If the Transformers series of movies (Transformers; Transformers: Revenge of the Fallen; Transformers: Dark of the Moon; Transformers: Age of Extinction; and Transformers: the Last Knight) teach us anything, it is that you think your life is going along just fine but in a moment, with a single mistake or incident, it can be derailed and you never know from what direction the threat will come. Shia LaBeouf, for example, thinks everything is completely OK in his world – then he discovers his car is a shape-shifting alien.

I once knew a couple called Dan and Fiona who, on an evening in the early 1980s, accidentally recorded two hours of their life. Fiona was an English teacher (in fact we’d met at teacher-training college) and she wished to make a recording of a play that was being broadcast on Radio 4 about an anorexic teenager living on a council estate in Belfast. A lot of the dramas at that time were about anorexic teenagers living on council estates in Belfast, or something very similar – sometimes they had cancer.

Fiona planned to get her class to listen to the play and then they would have a discussion about its themes. In that pre-internet age when there was no iPlayer, the only practical way to hear something after the time it had been transmitted was to record the programme onto a cassette tape.

So Fiona got out their boom box (a portable Sony stereo player), loaded in a C120 tape, switched on the radio part of the machine, tuned it to Radio 4, pushed the record button when the play began, and fastidiously turned the tape over after 60 minutes.

But instead of pushing the button that would have taped the play, she had actually pushed the button that activated the built-in microphone, and the machine captured, not the radio drama, but the sound of 120 minutes of her and Dan’s home life, which consisted solely of: “Want a cup of tea?” “No thanks.” And a muffled fart while she was out of the room. That was all. That was it.

The two of them had, until that moment, thought their life together was perfectly happy, but the tape proved them conclusively wrong. No couple who spent their evenings in such torpidity could possibly be happy. Theirs was clearly a life of grinding tedium.

The evidence of the cassette tape threw Dan and Fiona into a terrible panic: the idea of spending any more of their evenings in such bored silence was intolerable. They feared they might have to split up. Except they didn’t want to.

But what could they do to make their lives more exciting? Should they begin conducting sordid affairs in sleazy nightclubs? Maybe they could take up arcane hobbies such as musketry, baking terrible cakes and entering them in competitions, or building models of Victorian prisons out of balsa wood? Might they become active in some kind of extremist politics?

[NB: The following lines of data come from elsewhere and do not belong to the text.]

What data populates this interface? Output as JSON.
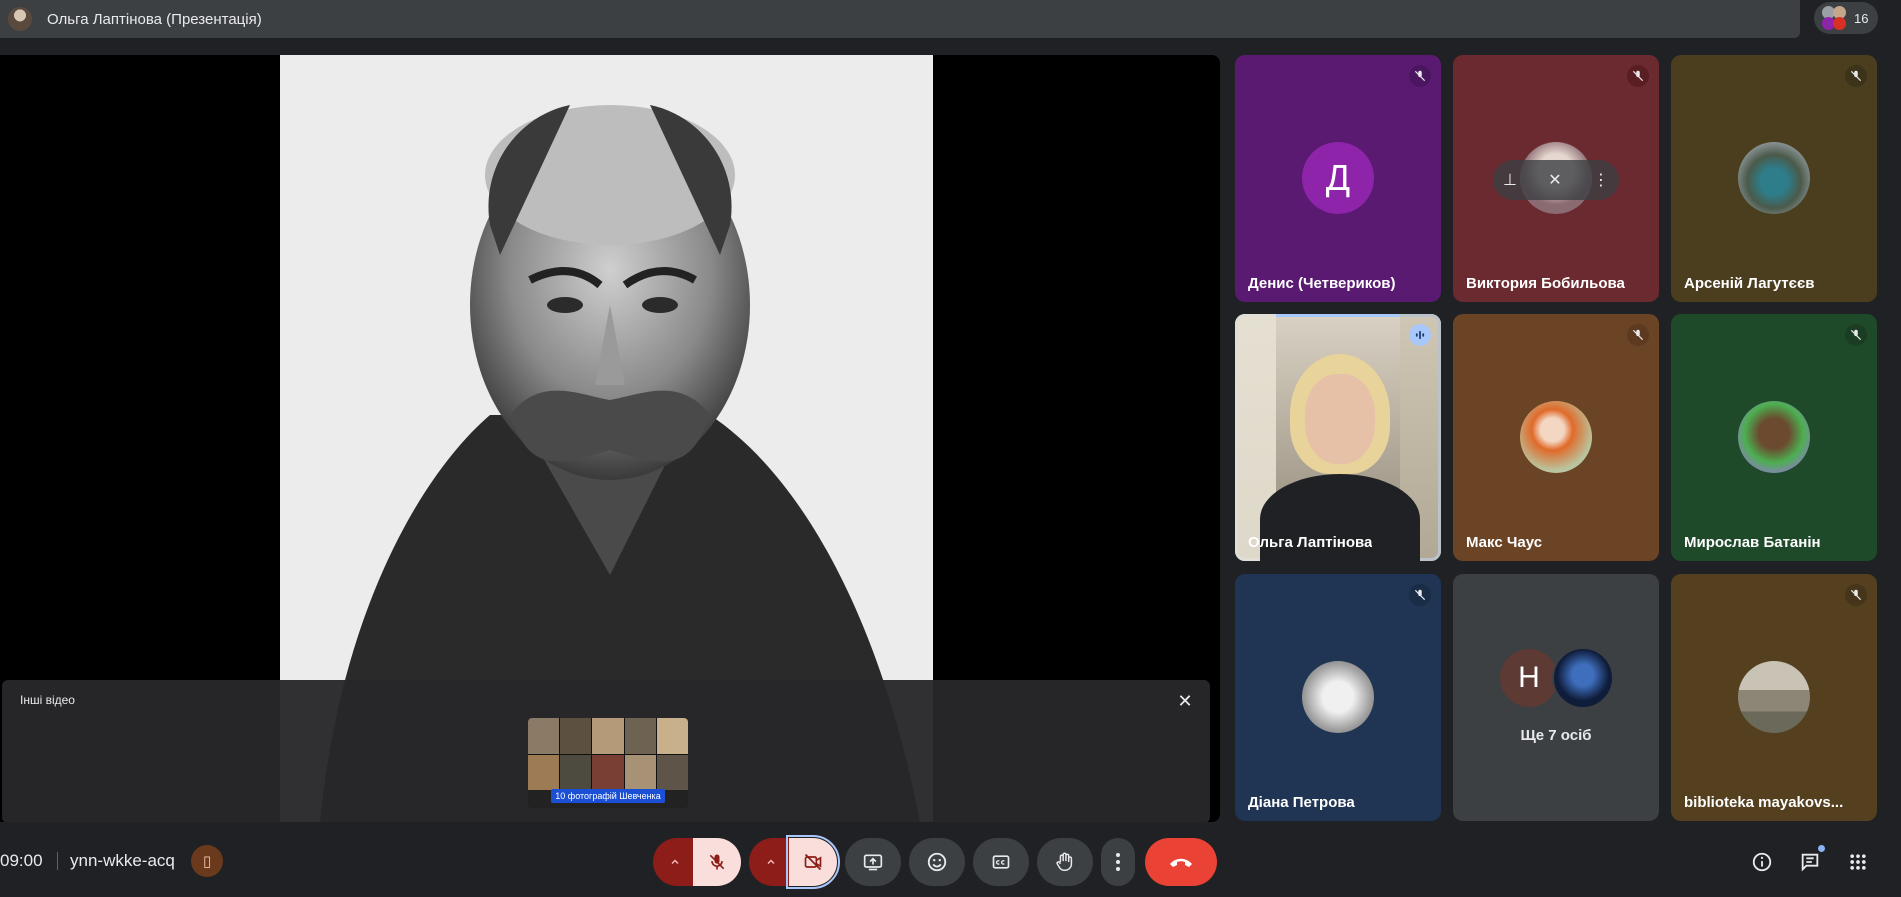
{
  "topbar": {
    "title": "Ольга Лаптінова (Презентація)",
    "participant_count": "16"
  },
  "other_videos": {
    "title": "Інші відео",
    "thumbnail_caption": "10 фотографій Шевченка"
  },
  "tiles": [
    {
      "name": "Денис (Четвериков)",
      "avatar_letter": "Д",
      "avatar_color": "#8e24aa",
      "muted": true
    },
    {
      "name": "Виктория Бобильова",
      "muted": true
    },
    {
      "name": "Арсеній Лагутєєв",
      "muted": true
    },
    {
      "name": "Ольга Лаптінова",
      "speaking": true
    },
    {
      "name": "Макс Чаус",
      "muted": true
    },
    {
      "name": "Мирослав Батанін",
      "muted": true
    },
    {
      "name": "Діана Петрова",
      "muted": true
    },
    {
      "more_letter": "Н",
      "more_label": "Ще 7 осіб"
    },
    {
      "name": "biblioteka mayakovs...",
      "muted": true
    }
  ],
  "bottombar": {
    "time": "09:00",
    "meeting_code": "ynn-wkke-acq"
  },
  "colors": {
    "end_call": "#ea4335",
    "muted_bg": "#f9dedc",
    "muted_fg": "#8c1d18",
    "speaking_outline": "#a8c7fa"
  },
  "icons": [
    "mic-off-icon",
    "camera-off-icon",
    "present-icon",
    "emoji-icon",
    "captions-icon",
    "raise-hand-icon",
    "more-icon",
    "hang-up-icon",
    "info-icon",
    "chat-icon",
    "activities-icon"
  ]
}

All that sounded like a tremendous amount of effort. In the end they got themselves a cat and talked about that instead. 

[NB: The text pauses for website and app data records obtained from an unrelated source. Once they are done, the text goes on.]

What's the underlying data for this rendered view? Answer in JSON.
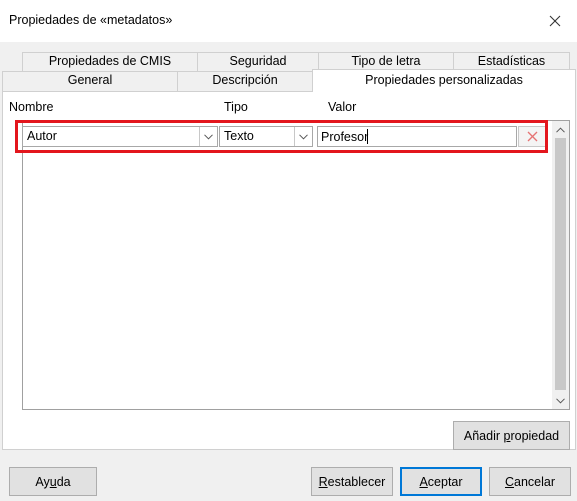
{
  "window": {
    "title": "Propiedades de «metadatos»",
    "close_glyph": "×"
  },
  "tabs_row1": [
    {
      "label": "Propiedades de CMIS"
    },
    {
      "label": "Seguridad"
    },
    {
      "label": "Tipo de letra"
    },
    {
      "label": "Estadísticas"
    }
  ],
  "tabs_row2": [
    {
      "label": "General"
    },
    {
      "label": "Descripción"
    },
    {
      "label": "Propiedades personalizadas",
      "active": true
    }
  ],
  "columns": {
    "name": "Nombre",
    "type": "Tipo",
    "value": "Valor"
  },
  "properties": [
    {
      "name": "Autor",
      "type": "Texto",
      "value": "Profesor"
    }
  ],
  "add_property": {
    "label_before": "Añadir ",
    "label_mnemonic": "p",
    "label_after": "ropiedad"
  },
  "footer": {
    "help": {
      "before": "Ay",
      "mnemonic": "u",
      "after": "da"
    },
    "reset": {
      "before": "",
      "mnemonic": "R",
      "after": "establecer"
    },
    "ok": {
      "before": "",
      "mnemonic": "A",
      "after": "ceptar"
    },
    "cancel": {
      "before": "",
      "mnemonic": "C",
      "after": "ancelar"
    }
  },
  "colors": {
    "highlight": "#e3161d",
    "default_button_border": "#0078d7",
    "remove_icon": "#e57373"
  }
}
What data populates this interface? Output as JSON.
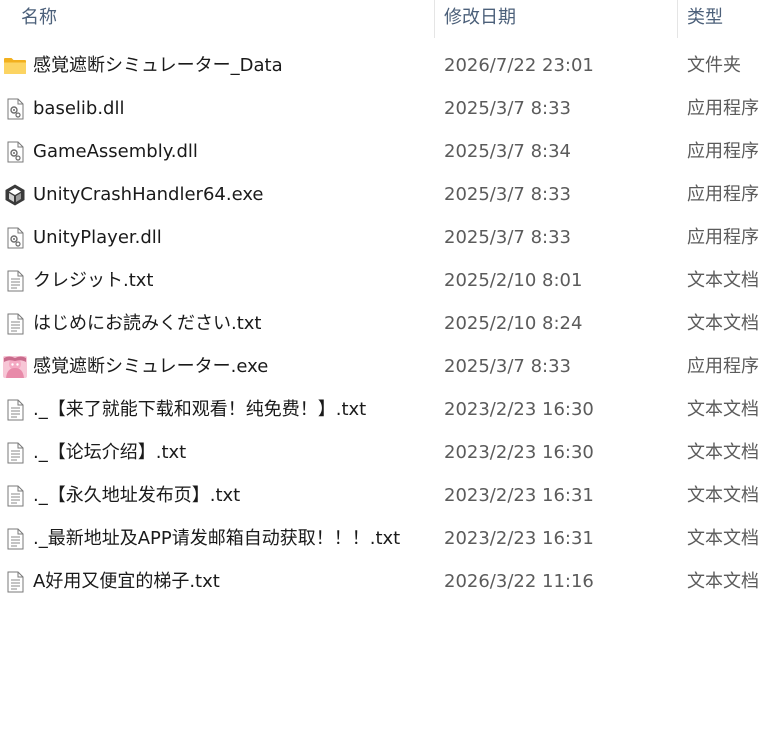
{
  "columns": {
    "name": "名称",
    "date": "修改日期",
    "type": "类型"
  },
  "files": [
    {
      "icon": "folder-icon",
      "name": "感覚遮断シミュレーター_Data",
      "date": "2026/7/22 23:01",
      "type": "文件夹"
    },
    {
      "icon": "dll-file-icon",
      "name": "baselib.dll",
      "date": "2025/3/7 8:33",
      "type": "应用程序"
    },
    {
      "icon": "dll-file-icon",
      "name": "GameAssembly.dll",
      "date": "2025/3/7 8:34",
      "type": "应用程序"
    },
    {
      "icon": "unity-logo-icon",
      "name": "UnityCrashHandler64.exe",
      "date": "2025/3/7 8:33",
      "type": "应用程序"
    },
    {
      "icon": "dll-file-icon",
      "name": "UnityPlayer.dll",
      "date": "2025/3/7 8:33",
      "type": "应用程序"
    },
    {
      "icon": "text-file-icon",
      "name": "クレジット.txt",
      "date": "2025/2/10 8:01",
      "type": "文本文档"
    },
    {
      "icon": "text-file-icon",
      "name": "はじめにお読みください.txt",
      "date": "2025/2/10 8:24",
      "type": "文本文档"
    },
    {
      "icon": "game-app-icon",
      "name": "感覚遮断シミュレーター.exe",
      "date": "2025/3/7 8:33",
      "type": "应用程序"
    },
    {
      "icon": "text-file-icon",
      "name": "._【来了就能下载和观看！纯免费！】.txt",
      "date": "2023/2/23 16:30",
      "type": "文本文档"
    },
    {
      "icon": "text-file-icon",
      "name": "._【论坛介绍】.txt",
      "date": "2023/2/23 16:30",
      "type": "文本文档"
    },
    {
      "icon": "text-file-icon",
      "name": "._【永久地址发布页】.txt",
      "date": "2023/2/23 16:31",
      "type": "文本文档"
    },
    {
      "icon": "text-file-icon",
      "name": "._最新地址及APP请发邮箱自动获取！！！.txt",
      "date": "2023/2/23 16:31",
      "type": "文本文档"
    },
    {
      "icon": "text-file-icon",
      "name": "A好用又便宜的梯子.txt",
      "date": "2026/3/22 11:16",
      "type": "文本文档"
    }
  ]
}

This article first appeared in the 20 July 2017 issue of the New Statesman, The new world disorder